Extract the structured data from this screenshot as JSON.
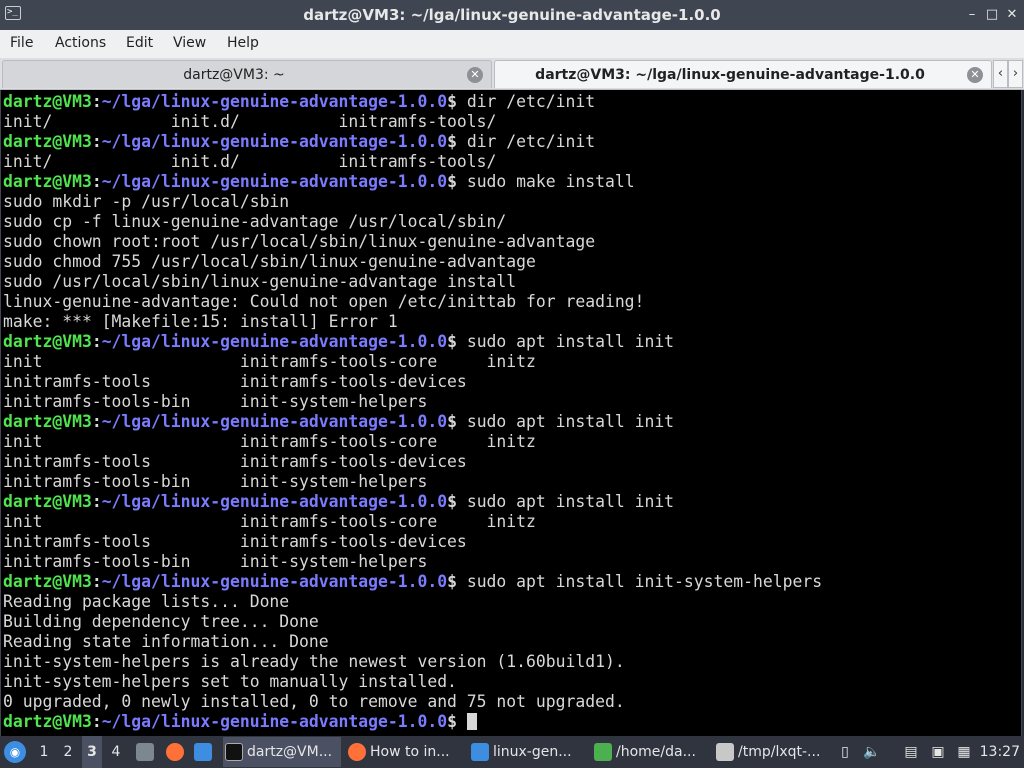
{
  "window": {
    "title": "dartz@VM3: ~/lga/linux-genuine-advantage-1.0.0",
    "buttons": {
      "minimize": "–",
      "maximize": "□",
      "close": "✕"
    }
  },
  "menu": [
    "File",
    "Actions",
    "Edit",
    "View",
    "Help"
  ],
  "tabs": [
    {
      "label": "dartz@VM3: ~",
      "active": false
    },
    {
      "label": "dartz@VM3: ~/lga/linux-genuine-advantage-1.0.0",
      "active": true
    }
  ],
  "terminal": {
    "prompt": {
      "user_host": "dartz@VM3",
      "colon": ":",
      "path": "~/lga/linux-genuine-advantage-1.0.0",
      "dollar": "$"
    },
    "lines": [
      {
        "p": true,
        "cmd": " dir /etc/init"
      },
      {
        "t": "init/            init.d/          initramfs-tools/"
      },
      {
        "p": true,
        "cmd": " dir /etc/init"
      },
      {
        "t": "init/            init.d/          initramfs-tools/"
      },
      {
        "p": true,
        "cmd": " sudo make install"
      },
      {
        "t": "sudo mkdir -p /usr/local/sbin"
      },
      {
        "t": "sudo cp -f linux-genuine-advantage /usr/local/sbin/"
      },
      {
        "t": "sudo chown root:root /usr/local/sbin/linux-genuine-advantage"
      },
      {
        "t": "sudo chmod 755 /usr/local/sbin/linux-genuine-advantage"
      },
      {
        "t": "sudo /usr/local/sbin/linux-genuine-advantage install"
      },
      {
        "t": "linux-genuine-advantage: Could not open /etc/inittab for reading!"
      },
      {
        "t": "make: *** [Makefile:15: install] Error 1"
      },
      {
        "p": true,
        "cmd": " sudo apt install init"
      },
      {
        "t": "init                    initramfs-tools-core     initz"
      },
      {
        "t": "initramfs-tools         initramfs-tools-devices"
      },
      {
        "t": "initramfs-tools-bin     init-system-helpers"
      },
      {
        "p": true,
        "cmd": " sudo apt install init"
      },
      {
        "t": "init                    initramfs-tools-core     initz"
      },
      {
        "t": "initramfs-tools         initramfs-tools-devices"
      },
      {
        "t": "initramfs-tools-bin     init-system-helpers"
      },
      {
        "p": true,
        "cmd": " sudo apt install init"
      },
      {
        "t": "init                    initramfs-tools-core     initz"
      },
      {
        "t": "initramfs-tools         initramfs-tools-devices"
      },
      {
        "t": "initramfs-tools-bin     init-system-helpers"
      },
      {
        "p": true,
        "cmd": " sudo apt install init-system-helpers"
      },
      {
        "t": "Reading package lists... Done"
      },
      {
        "t": "Building dependency tree... Done"
      },
      {
        "t": "Reading state information... Done"
      },
      {
        "t": "init-system-helpers is already the newest version (1.60build1)."
      },
      {
        "t": "init-system-helpers set to manually installed."
      },
      {
        "t": "0 upgraded, 0 newly installed, 0 to remove and 75 not upgraded."
      },
      {
        "p": true,
        "cmd": " ",
        "cursor": true
      }
    ]
  },
  "taskbar": {
    "workspaces": [
      "1",
      "2",
      "3",
      "4"
    ],
    "active_workspace": "3",
    "tasks": [
      {
        "label": "dartz@VM...",
        "icon": "terminal-icon",
        "active": true
      },
      {
        "label": "How to in...",
        "icon": "firefox-icon",
        "active": false
      },
      {
        "label": "linux-gen...",
        "icon": "folder-icon",
        "active": false
      },
      {
        "label": "/home/da...",
        "icon": "text-editor-icon",
        "active": false
      },
      {
        "label": "/tmp/lxqt-...",
        "icon": "document-edit-icon",
        "active": false
      }
    ],
    "clock": "13:27"
  },
  "colors": {
    "prompt_user": "#4ee54e",
    "prompt_path": "#7b7bff",
    "terminal_bg": "#000000",
    "terminal_fg": "#d8d8d8",
    "titlebar_bg": "#3f4551",
    "taskbar_bg": "#2f343f"
  }
}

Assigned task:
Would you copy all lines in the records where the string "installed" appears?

Your response:
        "t": "init-system-helpers set to manually installed."
        "t": "0 upgraded, 0 newly installed, 0 to remove and 75 not upgraded."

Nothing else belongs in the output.